Our best learning moments come by way of singing, reading, and eating. Luna loves to sing (the girls has a set of pipes!) when nana plays the guitar, and she likes to help papa read. Her favorite book is “The Busy Noisy Farm.”
When it’s time to eat, we spread a huge tarp underneath her highchair and let her feed herself. As she does this, we talk about the name of the food, the color, the taste, the texture, and we count whatever is on her plate. (Then we all go and hose ourselves off)…
You have me chuckling, Laurie. I remember this stage well. Lydia was there when we drove away from Pittsburgh 18 months ago. Glad that you can see developmental stages just ahead when you read these posts.
Thanks for pointing out how much reading, singing, naming, counting, and just plain noticing matter. I am intrigued by the connections between developmental stages of the child and the grandparent working in harmony. To stay sharp, we in our 60s and 70s need to pay attention to these things too. But mostly, we need open hearts. Yours is wide open!
My daughters seem to enjoy my reflections on their children too–and I try to be unbiased although that’s not entirely possible. I love how you let your granddaughter be “in charge” and see what transpires. The photo of the icy dandelion skeleton is exquisite.
Looking forward to hearing your presentation and that of others on Tuesday night!
I need to hope over to your blog to see what I’ve missed there lately, Melodie. I’m glad your daughters enjoy your reflections. Having a blog is a great way to create a family scrapbook while sharing what we learn and remember — if everyone is open to it.
Lydia does love to be in charge, as most of us did at age 2.5. 🙂
See you tomorrow night!
I haven’t read your blog in a bit and absolutely loved this. First off, how is she already 2 1/2???? Wasn’t she just born? Time is so strange. Love seeing the world through her eyes. And loves that she loves the basement. I remember how much my brother and I loved my grandfather’s basement in Denver. We didn’t have one and it just seemed luxurious to have all that space. My grandfather had wonderful collections down there including a meticulously stacked pile of empty cardboard boxes. We spent our time throwing tennis balls up the laundry shoot. Taking turns to be at the top of the shoot in the upstairs bathroom trying to catch the ball as it got ever so close to our hands, but never quite close enough. Glad you get to spend this wonderful time with your grandkids… miss and love you!

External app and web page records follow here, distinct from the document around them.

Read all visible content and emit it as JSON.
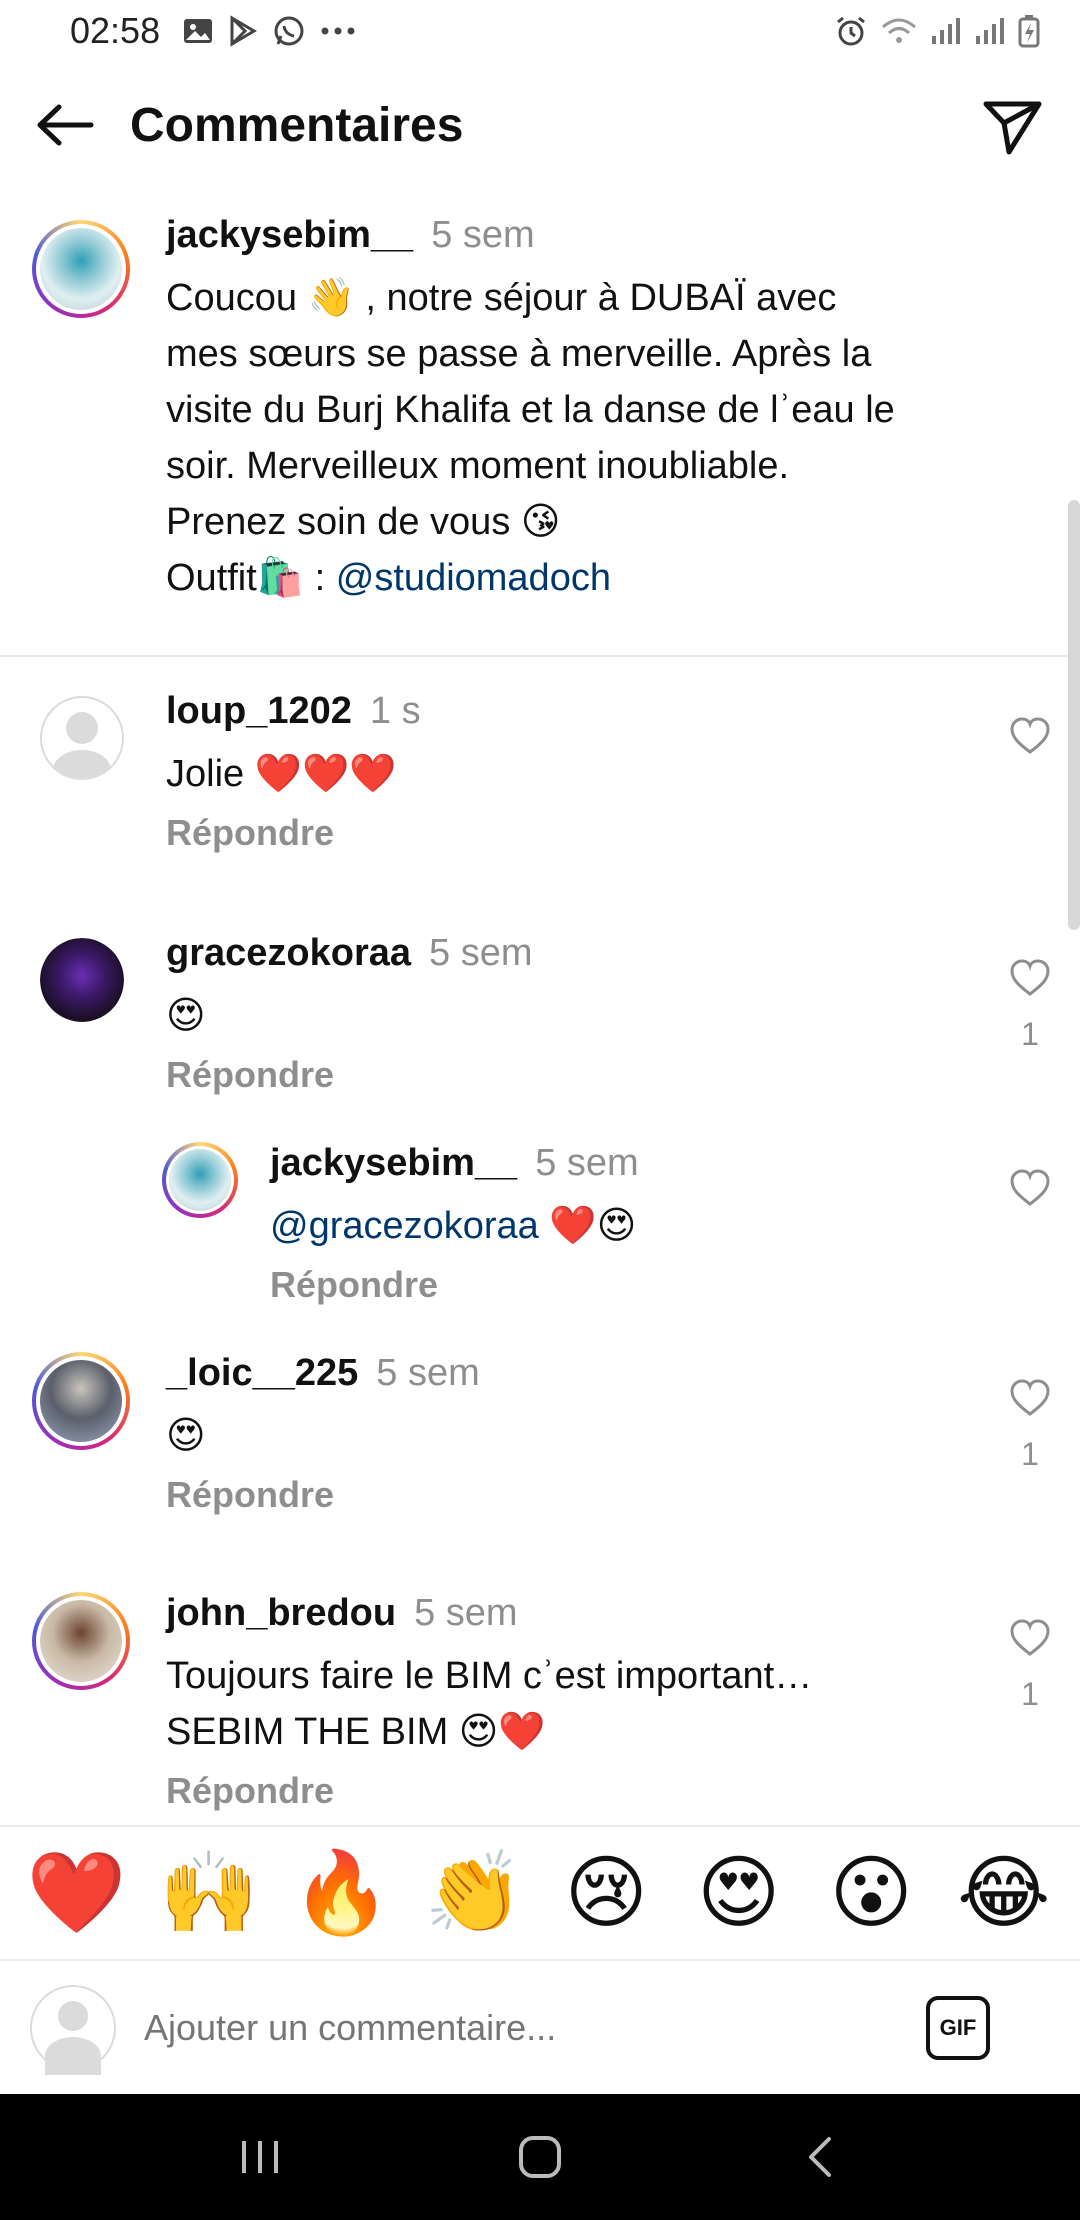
{
  "status_bar": {
    "time": "02:58",
    "left_icons": [
      "gallery-icon",
      "play-store-icon",
      "whatsapp-icon",
      "more-dots-icon"
    ],
    "right_icons": [
      "alarm-icon",
      "wifi-icon",
      "signal-icon",
      "signal-icon",
      "battery-icon"
    ]
  },
  "header": {
    "title": "Commentaires",
    "back_icon": "arrow-left-icon",
    "share_icon": "send-icon"
  },
  "caption": {
    "username": "jackysebim__",
    "time": "5 sem",
    "line1": "Coucou 👋 , notre séjour à DUBAÏ avec",
    "line2": "mes sœurs se passe à merveille. Après la",
    "line3": "visite du Burj Khalifa et la danse de lʾeau le",
    "line4": "soir. Merveilleux moment inoubliable.",
    "line5": "Prenez soin de vous 😘",
    "outfit_prefix": "Outfit🛍️ : ",
    "outfit_mention": "@studiomadoch"
  },
  "comments": [
    {
      "username": "loup_1202",
      "time": "1 s",
      "text": "Jolie ❤️❤️❤️",
      "reply": "Répondre",
      "likes": ""
    },
    {
      "username": "gracezokoraa",
      "time": "5 sem",
      "text": "😍",
      "reply": "Répondre",
      "likes": "1"
    },
    {
      "username": "jackysebim__",
      "time": "5 sem",
      "mention": "@gracezokoraa",
      "text": " ❤️😍",
      "reply": "Répondre",
      "likes": ""
    },
    {
      "username": "_loic__225",
      "time": "5 sem",
      "text": "😍",
      "reply": "Répondre",
      "likes": "1"
    },
    {
      "username": "john_bredou",
      "time": "5 sem",
      "text": "Toujours faire le BIM cʾest important…",
      "text2": "SEBIM THE BIM 😍❤️",
      "reply": "Répondre",
      "likes": "1"
    }
  ],
  "emoji_bar": [
    "❤️",
    "🙌",
    "🔥",
    "👏",
    "😢",
    "😍",
    "😮",
    "😂"
  ],
  "input": {
    "placeholder": "Ajouter un commentaire...",
    "gif_label": "GIF"
  },
  "navbar": [
    "recent-apps-icon",
    "home-icon",
    "back-icon"
  ]
}
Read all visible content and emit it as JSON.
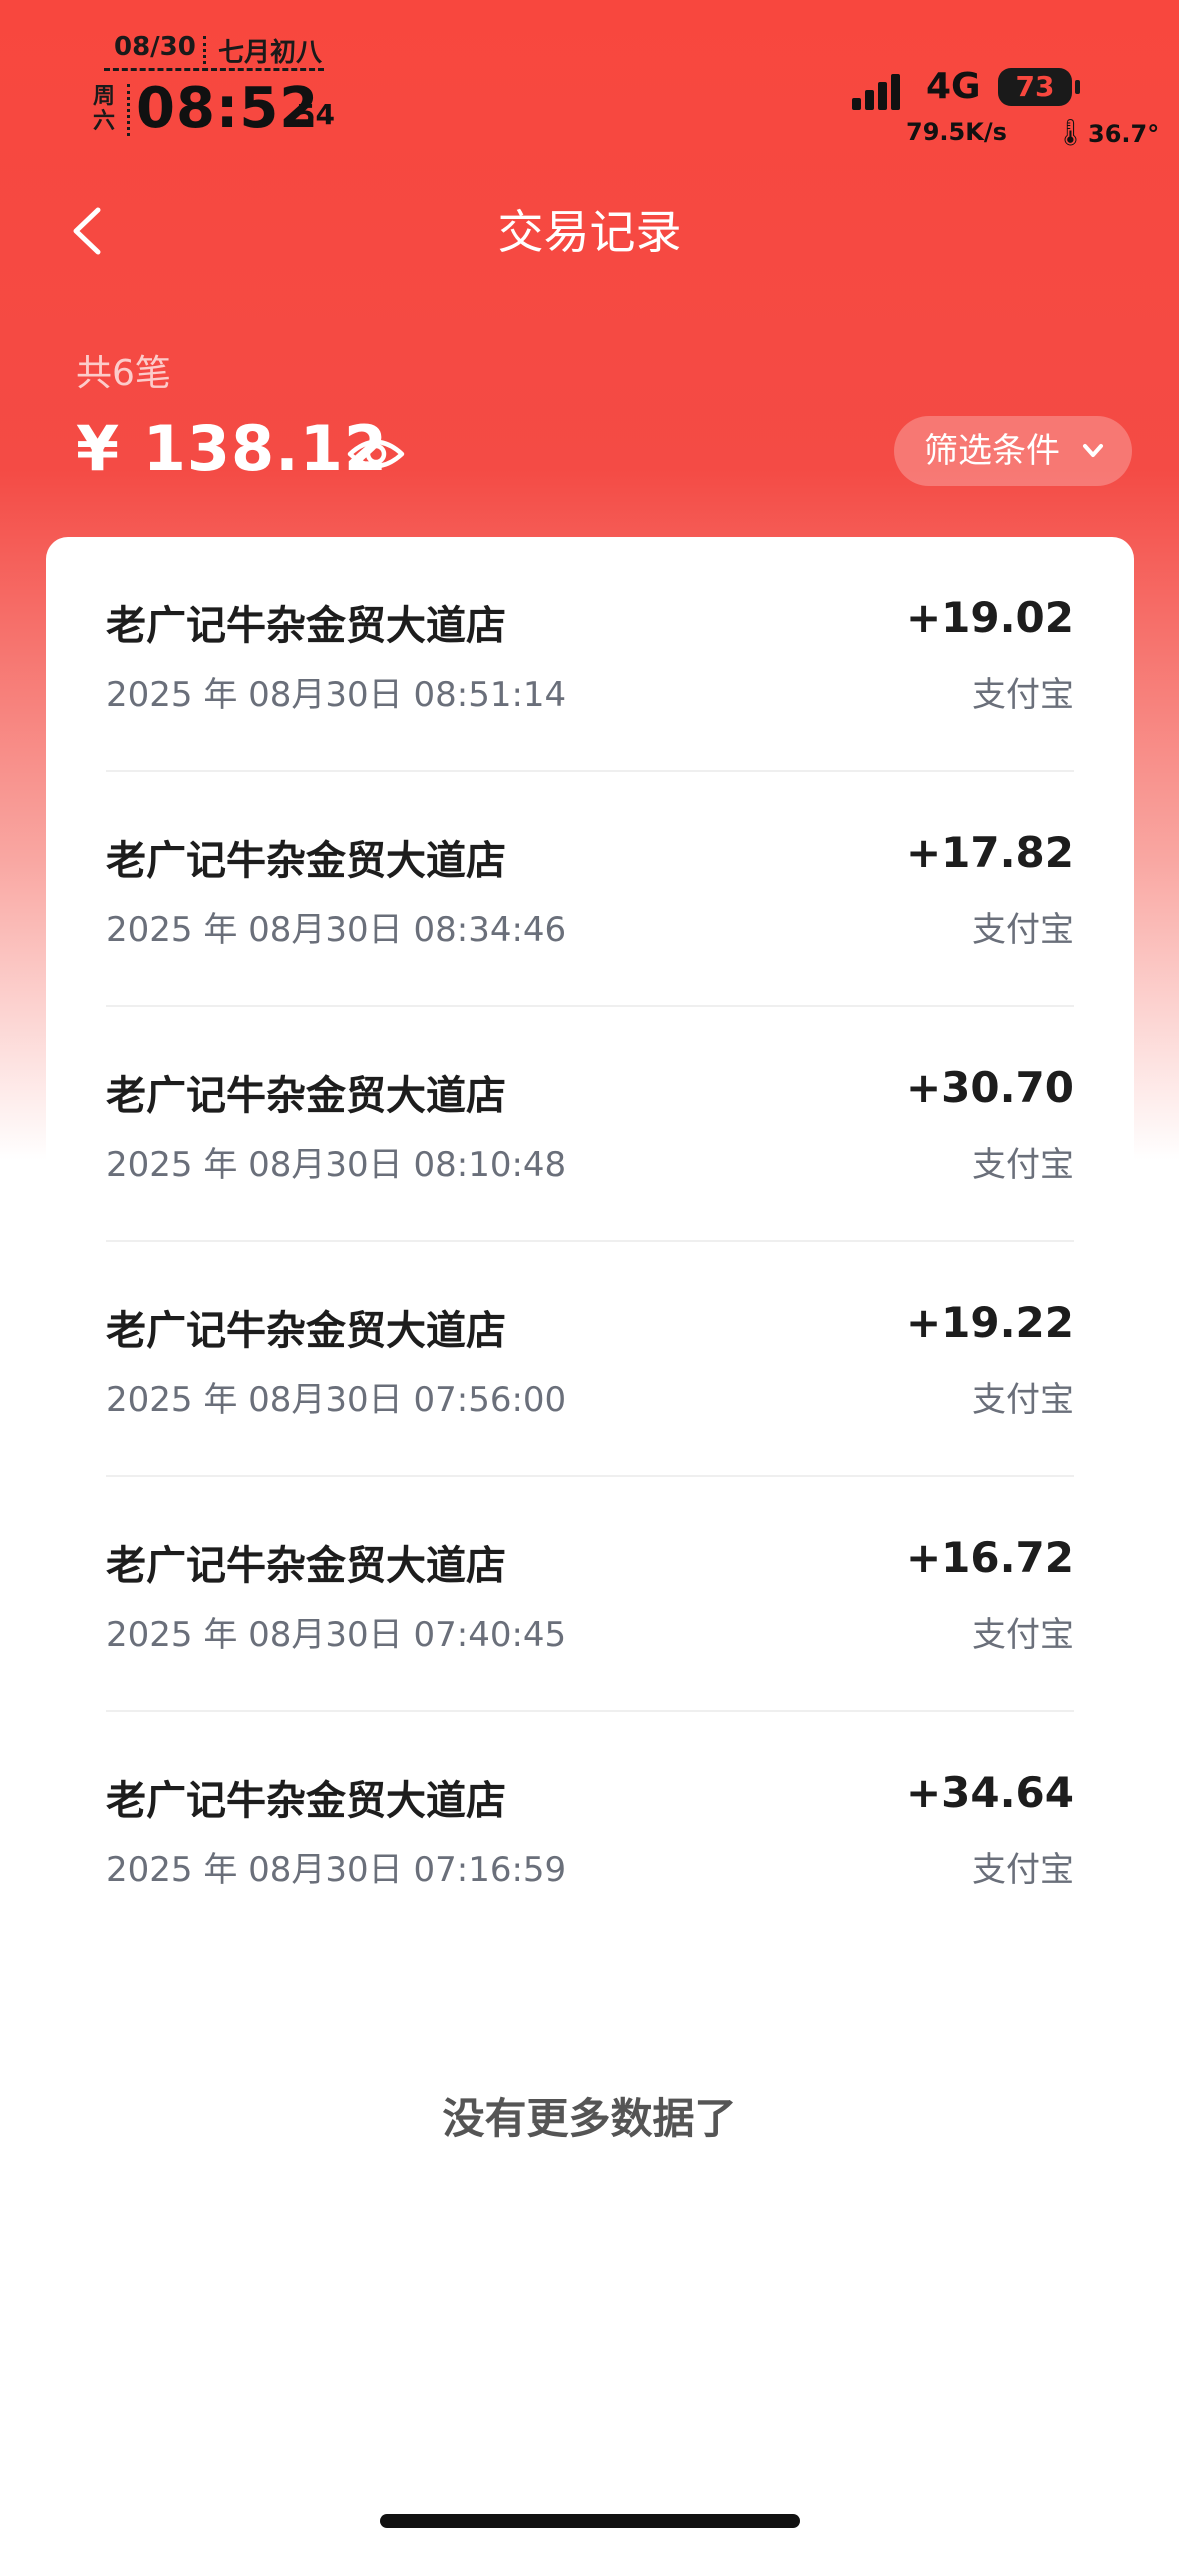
{
  "status_bar": {
    "date": "08/30",
    "lunar": "七月初八",
    "weekday": "周六",
    "time": "08:52",
    "seconds": "54",
    "network": "4G",
    "battery": "73",
    "speed": "79.5K/s",
    "temperature": "36.7°",
    "temperature_icon": "thermometer-icon"
  },
  "nav": {
    "title": "交易记录",
    "back_icon": "chevron-left-icon"
  },
  "summary": {
    "count": "共6笔",
    "total": "¥ 138.12",
    "eye_icon": "eye-icon",
    "filter_label": "筛选条件"
  },
  "transactions": [
    {
      "name": "老广记牛杂金贸大道店",
      "time": "2025 年 08月30日 08:51:14",
      "amount": "+19.02",
      "method": "支付宝"
    },
    {
      "name": "老广记牛杂金贸大道店",
      "time": "2025 年 08月30日 08:34:46",
      "amount": "+17.82",
      "method": "支付宝"
    },
    {
      "name": "老广记牛杂金贸大道店",
      "time": "2025 年 08月30日 08:10:48",
      "amount": "+30.70",
      "method": "支付宝"
    },
    {
      "name": "老广记牛杂金贸大道店",
      "time": "2025 年 08月30日 07:56:00",
      "amount": "+19.22",
      "method": "支付宝"
    },
    {
      "name": "老广记牛杂金贸大道店",
      "time": "2025 年 08月30日 07:40:45",
      "amount": "+16.72",
      "method": "支付宝"
    },
    {
      "name": "老广记牛杂金贸大道店",
      "time": "2025 年 08月30日 07:16:59",
      "amount": "+34.64",
      "method": "支付宝"
    }
  ],
  "footer": {
    "end_text": "没有更多数据了"
  },
  "colors": {
    "brand_red": "#F8473E",
    "text_dark": "#1d1d1d",
    "text_muted": "#6a6f7a"
  }
}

I know, I know. The baby is gone now, and the “big girl” is emerging. She does not want to sit in high chairs any more!
Thank you, Gillian, for letting me know you read this and for sharing this memory of you and your brother, in a big basement space, making up a thrilling game with just a tennis ball and a laundry shoot. Playing.
Know that I am one of the women in your life cheering you on. You’ve got a big team in the basement who love you. And I miss you too.
It’s obvious that you are not missing the mystical in your big little granddaughter. What a blessing!
Thank you, Ruth. She is indeed both big and little. Can’t wait to see her again.